◆ EXERCISE PROMPT ◆
Using the data below, repeat all of it precisely.

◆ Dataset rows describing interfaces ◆
•••••

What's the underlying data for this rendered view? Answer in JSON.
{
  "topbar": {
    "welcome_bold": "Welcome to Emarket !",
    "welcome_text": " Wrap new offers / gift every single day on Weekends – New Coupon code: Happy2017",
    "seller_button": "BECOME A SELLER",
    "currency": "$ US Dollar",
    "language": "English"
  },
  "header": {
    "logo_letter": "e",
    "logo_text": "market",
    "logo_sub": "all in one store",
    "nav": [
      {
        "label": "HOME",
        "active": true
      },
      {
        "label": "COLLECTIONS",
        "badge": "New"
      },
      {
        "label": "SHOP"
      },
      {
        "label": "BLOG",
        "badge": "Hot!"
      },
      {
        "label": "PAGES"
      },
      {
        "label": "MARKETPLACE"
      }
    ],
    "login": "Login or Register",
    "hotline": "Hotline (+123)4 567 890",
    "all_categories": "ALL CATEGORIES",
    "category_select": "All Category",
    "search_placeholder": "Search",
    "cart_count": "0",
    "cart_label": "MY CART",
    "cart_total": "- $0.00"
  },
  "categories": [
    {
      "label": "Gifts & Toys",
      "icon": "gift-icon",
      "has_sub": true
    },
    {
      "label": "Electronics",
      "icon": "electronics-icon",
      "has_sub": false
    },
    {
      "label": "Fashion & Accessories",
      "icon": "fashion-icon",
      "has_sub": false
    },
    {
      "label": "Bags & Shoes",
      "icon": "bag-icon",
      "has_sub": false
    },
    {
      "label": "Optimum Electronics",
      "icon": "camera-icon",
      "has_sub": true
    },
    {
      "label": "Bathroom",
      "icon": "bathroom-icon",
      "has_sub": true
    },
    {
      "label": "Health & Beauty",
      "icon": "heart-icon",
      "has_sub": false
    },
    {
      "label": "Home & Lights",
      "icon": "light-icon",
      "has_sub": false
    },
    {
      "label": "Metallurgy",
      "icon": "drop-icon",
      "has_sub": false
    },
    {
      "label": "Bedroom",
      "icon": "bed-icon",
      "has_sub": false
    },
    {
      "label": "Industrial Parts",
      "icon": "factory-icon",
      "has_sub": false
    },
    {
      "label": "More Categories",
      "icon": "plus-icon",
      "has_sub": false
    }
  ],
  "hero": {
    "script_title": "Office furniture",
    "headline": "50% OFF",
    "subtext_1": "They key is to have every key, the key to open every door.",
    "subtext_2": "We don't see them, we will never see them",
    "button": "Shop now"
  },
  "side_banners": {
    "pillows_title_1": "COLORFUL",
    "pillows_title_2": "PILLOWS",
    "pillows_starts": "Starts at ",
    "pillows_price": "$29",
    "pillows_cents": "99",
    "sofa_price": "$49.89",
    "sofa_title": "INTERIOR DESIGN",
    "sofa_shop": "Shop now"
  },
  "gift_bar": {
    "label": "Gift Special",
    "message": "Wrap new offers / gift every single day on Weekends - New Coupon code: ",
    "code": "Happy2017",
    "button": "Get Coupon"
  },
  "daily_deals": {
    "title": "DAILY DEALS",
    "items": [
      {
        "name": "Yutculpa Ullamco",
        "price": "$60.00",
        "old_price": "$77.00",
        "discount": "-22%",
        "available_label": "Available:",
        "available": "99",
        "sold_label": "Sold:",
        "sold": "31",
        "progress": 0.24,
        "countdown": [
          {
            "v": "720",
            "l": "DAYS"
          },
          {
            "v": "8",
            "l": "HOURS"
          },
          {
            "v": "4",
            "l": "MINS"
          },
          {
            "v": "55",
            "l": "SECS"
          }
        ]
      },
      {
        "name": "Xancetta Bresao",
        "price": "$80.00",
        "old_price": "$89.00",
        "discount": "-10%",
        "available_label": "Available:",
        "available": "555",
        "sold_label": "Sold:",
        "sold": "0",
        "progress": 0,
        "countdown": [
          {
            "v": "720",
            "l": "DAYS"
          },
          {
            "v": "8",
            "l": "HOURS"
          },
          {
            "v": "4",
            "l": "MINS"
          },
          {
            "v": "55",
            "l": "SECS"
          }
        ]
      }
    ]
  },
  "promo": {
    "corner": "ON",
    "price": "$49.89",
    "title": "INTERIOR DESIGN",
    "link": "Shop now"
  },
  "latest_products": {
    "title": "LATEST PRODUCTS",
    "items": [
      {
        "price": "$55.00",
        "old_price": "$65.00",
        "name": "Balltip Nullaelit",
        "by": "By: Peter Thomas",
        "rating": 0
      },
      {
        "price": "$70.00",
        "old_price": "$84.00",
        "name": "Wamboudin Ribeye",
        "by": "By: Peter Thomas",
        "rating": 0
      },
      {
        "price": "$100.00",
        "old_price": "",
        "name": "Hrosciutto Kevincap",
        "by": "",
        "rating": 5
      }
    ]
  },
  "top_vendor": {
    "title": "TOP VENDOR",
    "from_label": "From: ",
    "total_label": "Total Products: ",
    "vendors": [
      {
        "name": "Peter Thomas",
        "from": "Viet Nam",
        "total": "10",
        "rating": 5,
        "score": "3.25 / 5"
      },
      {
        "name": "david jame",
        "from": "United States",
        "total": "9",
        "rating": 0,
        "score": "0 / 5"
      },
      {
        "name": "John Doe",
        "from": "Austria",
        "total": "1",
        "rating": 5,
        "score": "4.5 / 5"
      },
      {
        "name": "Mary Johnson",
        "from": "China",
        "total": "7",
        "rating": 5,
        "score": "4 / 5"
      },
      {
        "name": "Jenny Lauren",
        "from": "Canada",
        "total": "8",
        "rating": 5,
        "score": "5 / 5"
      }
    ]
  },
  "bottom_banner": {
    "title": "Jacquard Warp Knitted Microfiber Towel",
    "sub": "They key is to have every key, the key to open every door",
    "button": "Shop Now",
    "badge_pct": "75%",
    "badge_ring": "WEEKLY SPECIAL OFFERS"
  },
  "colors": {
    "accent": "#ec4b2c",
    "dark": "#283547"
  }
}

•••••

◆ SOLUTION TO THIS EXERCISE ◆
What's the underlying data for this rendered view? Answer in JSON.
{
  "topbar": {
    "welcome_bold": "Welcome to Emarket !",
    "welcome_text": " Wrap new offers / gift every single day on Weekends – New Coupon code: Happy2017",
    "seller_button": "BECOME A SELLER",
    "currency": "$ US Dollar",
    "language": "English"
  },
  "header": {
    "logo_letter": "e",
    "logo_text": "market",
    "logo_sub": "all in one store",
    "nav": [
      {
        "label": "HOME",
        "active": true
      },
      {
        "label": "COLLECTIONS",
        "badge": "New"
      },
      {
        "label": "SHOP"
      },
      {
        "label": "BLOG",
        "badge": "Hot!"
      },
      {
        "label": "PAGES"
      },
      {
        "label": "MARKETPLACE"
      }
    ],
    "login": "Login or Register",
    "hotline": "Hotline (+123)4 567 890",
    "all_categories": "ALL CATEGORIES",
    "category_select": "All Category",
    "search_placeholder": "Search",
    "cart_count": "0",
    "cart_label": "MY CART",
    "cart_total": "- $0.00"
  },
  "categories": [
    {
      "label": "Gifts & Toys",
      "icon": "gift-icon",
      "has_sub": true
    },
    {
      "label": "Electronics",
      "icon": "electronics-icon",
      "has_sub": false
    },
    {
      "label": "Fashion & Accessories",
      "icon": "fashion-icon",
      "has_sub": false
    },
    {
      "label": "Bags & Shoes",
      "icon": "bag-icon",
      "has_sub": false
    },
    {
      "label": "Optimum Electronics",
      "icon": "camera-icon",
      "has_sub": true
    },
    {
      "label": "Bathroom",
      "icon": "bathroom-icon",
      "has_sub": true
    },
    {
      "label": "Health & Beauty",
      "icon": "heart-icon",
      "has_sub": false
    },
    {
      "label": "Home & Lights",
      "icon": "light-icon",
      "has_sub": false
    },
    {
      "label": "Metallurgy",
      "icon": "drop-icon",
      "has_sub": false
    },
    {
      "label": "Bedroom",
      "icon": "bed-icon",
      "has_sub": false
    },
    {
      "label": "Industrial Parts",
      "icon": "factory-icon",
      "has_sub": false
    },
    {
      "label": "More Categories",
      "icon": "plus-icon",
      "has_sub": false
    }
  ],
  "hero": {
    "script_title": "Office furniture",
    "headline": "50% OFF",
    "subtext_1": "They key is to have every key, the key to open every door.",
    "subtext_2": "We don't see them, we will never see them",
    "button": "Shop now"
  },
  "side_banners": {
    "pillows_title_1": "COLORFUL",
    "pillows_title_2": "PILLOWS",
    "pillows_starts": "Starts at ",
    "pillows_price": "$29",
    "pillows_cents": "99",
    "sofa_price": "$49.89",
    "sofa_title": "INTERIOR DESIGN",
    "sofa_shop": "Shop now"
  },
  "gift_bar": {
    "label": "Gift Special",
    "message": "Wrap new offers / gift every single day on Weekends - New Coupon code: ",
    "code": "Happy2017",
    "button": "Get Coupon"
  },
  "daily_deals": {
    "title": "DAILY DEALS",
    "items": [
      {
        "name": "Yutculpa Ullamco",
        "price": "$60.00",
        "old_price": "$77.00",
        "discount": "-22%",
        "available_label": "Available:",
        "available": "99",
        "sold_label": "Sold:",
        "sold": "31",
        "progress": 0.24,
        "countdown": [
          {
            "v": "720",
            "l": "DAYS"
          },
          {
            "v": "8",
            "l": "HOURS"
          },
          {
            "v": "4",
            "l": "MINS"
          },
          {
            "v": "55",
            "l": "SECS"
          }
        ]
      },
      {
        "name": "Xancetta Bresao",
        "price": "$80.00",
        "old_price": "$89.00",
        "discount": "-10%",
        "available_label": "Available:",
        "available": "555",
        "sold_label": "Sold:",
        "sold": "0",
        "progress": 0,
        "countdown": [
          {
            "v": "720",
            "l": "DAYS"
          },
          {
            "v": "8",
            "l": "HOURS"
          },
          {
            "v": "4",
            "l": "MINS"
          },
          {
            "v": "55",
            "l": "SECS"
          }
        ]
      }
    ]
  },
  "promo": {
    "corner": "ON",
    "price": "$49.89",
    "title": "INTERIOR DESIGN",
    "link": "Shop now"
  },
  "latest_products": {
    "title": "LATEST PRODUCTS",
    "items": [
      {
        "price": "$55.00",
        "old_price": "$65.00",
        "name": "Balltip Nullaelit",
        "by": "By: Peter Thomas",
        "rating": 0
      },
      {
        "price": "$70.00",
        "old_price": "$84.00",
        "name": "Wamboudin Ribeye",
        "by": "By: Peter Thomas",
        "rating": 0
      },
      {
        "price": "$100.00",
        "old_price": "",
        "name": "Hrosciutto Kevincap",
        "by": "",
        "rating": 5
      }
    ]
  },
  "top_vendor": {
    "title": "TOP VENDOR",
    "from_label": "From: ",
    "total_label": "Total Products: ",
    "vendors": [
      {
        "name": "Peter Thomas",
        "from": "Viet Nam",
        "total": "10",
        "rating": 5,
        "score": "3.25 / 5"
      },
      {
        "name": "david jame",
        "from": "United States",
        "total": "9",
        "rating": 0,
        "score": "0 / 5"
      },
      {
        "name": "John Doe",
        "from": "Austria",
        "total": "1",
        "rating": 5,
        "score": "4.5 / 5"
      },
      {
        "name": "Mary Johnson",
        "from": "China",
        "total": "7",
        "rating": 5,
        "score": "4 / 5"
      },
      {
        "name": "Jenny Lauren",
        "from": "Canada",
        "total": "8",
        "rating": 5,
        "score": "5 / 5"
      }
    ]
  },
  "bottom_banner": {
    "title": "Jacquard Warp Knitted Microfiber Towel",
    "sub": "They key is to have every key, the key to open every door",
    "button": "Shop Now",
    "badge_pct": "75%",
    "badge_ring": "WEEKLY SPECIAL OFFERS"
  },
  "colors": {
    "accent": "#ec4b2c",
    "dark": "#283547"
  }
}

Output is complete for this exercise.